▶ _Work instructions_
Reproduce the whole listing exactly.

*** Available records ***

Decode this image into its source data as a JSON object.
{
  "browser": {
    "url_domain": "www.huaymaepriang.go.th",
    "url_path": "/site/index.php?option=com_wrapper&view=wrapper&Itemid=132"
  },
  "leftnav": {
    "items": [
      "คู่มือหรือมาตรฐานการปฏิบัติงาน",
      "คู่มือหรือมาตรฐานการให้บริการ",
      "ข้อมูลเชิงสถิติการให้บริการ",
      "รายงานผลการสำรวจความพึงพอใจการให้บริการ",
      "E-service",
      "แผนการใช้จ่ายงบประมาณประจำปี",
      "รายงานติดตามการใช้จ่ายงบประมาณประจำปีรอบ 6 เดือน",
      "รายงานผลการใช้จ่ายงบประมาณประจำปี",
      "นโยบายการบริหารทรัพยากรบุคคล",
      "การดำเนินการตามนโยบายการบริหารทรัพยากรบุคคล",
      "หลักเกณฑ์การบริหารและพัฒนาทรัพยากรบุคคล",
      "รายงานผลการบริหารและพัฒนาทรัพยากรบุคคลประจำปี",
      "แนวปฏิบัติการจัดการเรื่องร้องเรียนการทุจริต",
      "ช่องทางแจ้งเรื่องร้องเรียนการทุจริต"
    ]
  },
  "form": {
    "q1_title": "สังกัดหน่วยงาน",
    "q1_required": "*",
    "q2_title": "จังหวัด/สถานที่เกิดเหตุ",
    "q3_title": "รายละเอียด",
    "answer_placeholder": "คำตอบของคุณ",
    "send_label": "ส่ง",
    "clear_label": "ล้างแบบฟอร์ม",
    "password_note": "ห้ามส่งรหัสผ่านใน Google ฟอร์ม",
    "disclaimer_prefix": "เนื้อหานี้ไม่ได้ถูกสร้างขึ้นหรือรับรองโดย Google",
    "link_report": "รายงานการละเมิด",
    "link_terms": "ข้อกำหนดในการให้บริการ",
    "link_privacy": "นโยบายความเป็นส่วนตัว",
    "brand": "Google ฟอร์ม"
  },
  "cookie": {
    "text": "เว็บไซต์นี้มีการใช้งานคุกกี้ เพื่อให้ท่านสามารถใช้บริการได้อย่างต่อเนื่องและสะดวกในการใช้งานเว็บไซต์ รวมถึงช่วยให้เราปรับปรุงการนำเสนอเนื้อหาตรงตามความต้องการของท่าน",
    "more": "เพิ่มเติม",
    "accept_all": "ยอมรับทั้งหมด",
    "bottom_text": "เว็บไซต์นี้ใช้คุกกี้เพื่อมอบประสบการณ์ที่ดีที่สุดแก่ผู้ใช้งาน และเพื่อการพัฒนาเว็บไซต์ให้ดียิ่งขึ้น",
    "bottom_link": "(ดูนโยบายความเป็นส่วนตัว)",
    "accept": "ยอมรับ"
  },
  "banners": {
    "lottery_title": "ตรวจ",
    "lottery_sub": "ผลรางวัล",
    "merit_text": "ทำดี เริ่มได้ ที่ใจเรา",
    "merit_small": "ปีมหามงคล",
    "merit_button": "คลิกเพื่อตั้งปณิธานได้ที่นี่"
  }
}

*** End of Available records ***

▶ _Answer_
Decode this image into its source data as a JSON object.
{
  "browser": {
    "url_domain": "www.huaymaepriang.go.th",
    "url_path": "/site/index.php?option=com_wrapper&view=wrapper&Itemid=132"
  },
  "leftnav": {
    "items": [
      "คู่มือหรือมาตรฐานการปฏิบัติงาน",
      "คู่มือหรือมาตรฐานการให้บริการ",
      "ข้อมูลเชิงสถิติการให้บริการ",
      "รายงานผลการสำรวจความพึงพอใจการให้บริการ",
      "E-service",
      "แผนการใช้จ่ายงบประมาณประจำปี",
      "รายงานติดตามการใช้จ่ายงบประมาณประจำปีรอบ 6 เดือน",
      "รายงานผลการใช้จ่ายงบประมาณประจำปี",
      "นโยบายการบริหารทรัพยากรบุคคล",
      "การดำเนินการตามนโยบายการบริหารทรัพยากรบุคคล",
      "หลักเกณฑ์การบริหารและพัฒนาทรัพยากรบุคคล",
      "รายงานผลการบริหารและพัฒนาทรัพยากรบุคคลประจำปี",
      "แนวปฏิบัติการจัดการเรื่องร้องเรียนการทุจริต",
      "ช่องทางแจ้งเรื่องร้องเรียนการทุจริต"
    ]
  },
  "form": {
    "q1_title": "สังกัดหน่วยงาน",
    "q1_required": "*",
    "q2_title": "จังหวัด/สถานที่เกิดเหตุ",
    "q3_title": "รายละเอียด",
    "answer_placeholder": "คำตอบของคุณ",
    "send_label": "ส่ง",
    "clear_label": "ล้างแบบฟอร์ม",
    "password_note": "ห้ามส่งรหัสผ่านใน Google ฟอร์ม",
    "disclaimer_prefix": "เนื้อหานี้ไม่ได้ถูกสร้างขึ้นหรือรับรองโดย Google",
    "link_report": "รายงานการละเมิด",
    "link_terms": "ข้อกำหนดในการให้บริการ",
    "link_privacy": "นโยบายความเป็นส่วนตัว",
    "brand": "Google ฟอร์ม"
  },
  "cookie": {
    "text": "เว็บไซต์นี้มีการใช้งานคุกกี้ เพื่อให้ท่านสามารถใช้บริการได้อย่างต่อเนื่องและสะดวกในการใช้งานเว็บไซต์ รวมถึงช่วยให้เราปรับปรุงการนำเสนอเนื้อหาตรงตามความต้องการของท่าน",
    "more": "เพิ่มเติม",
    "accept_all": "ยอมรับทั้งหมด",
    "bottom_text": "เว็บไซต์นี้ใช้คุกกี้เพื่อมอบประสบการณ์ที่ดีที่สุดแก่ผู้ใช้งาน และเพื่อการพัฒนาเว็บไซต์ให้ดียิ่งขึ้น",
    "bottom_link": "(ดูนโยบายความเป็นส่วนตัว)",
    "accept": "ยอมรับ"
  },
  "banners": {
    "lottery_title": "ตรวจ",
    "lottery_sub": "ผลรางวัล",
    "merit_text": "ทำดี เริ่มได้ ที่ใจเรา",
    "merit_small": "ปีมหามงคล",
    "merit_button": "คลิกเพื่อตั้งปณิธานได้ที่นี่"
  }
}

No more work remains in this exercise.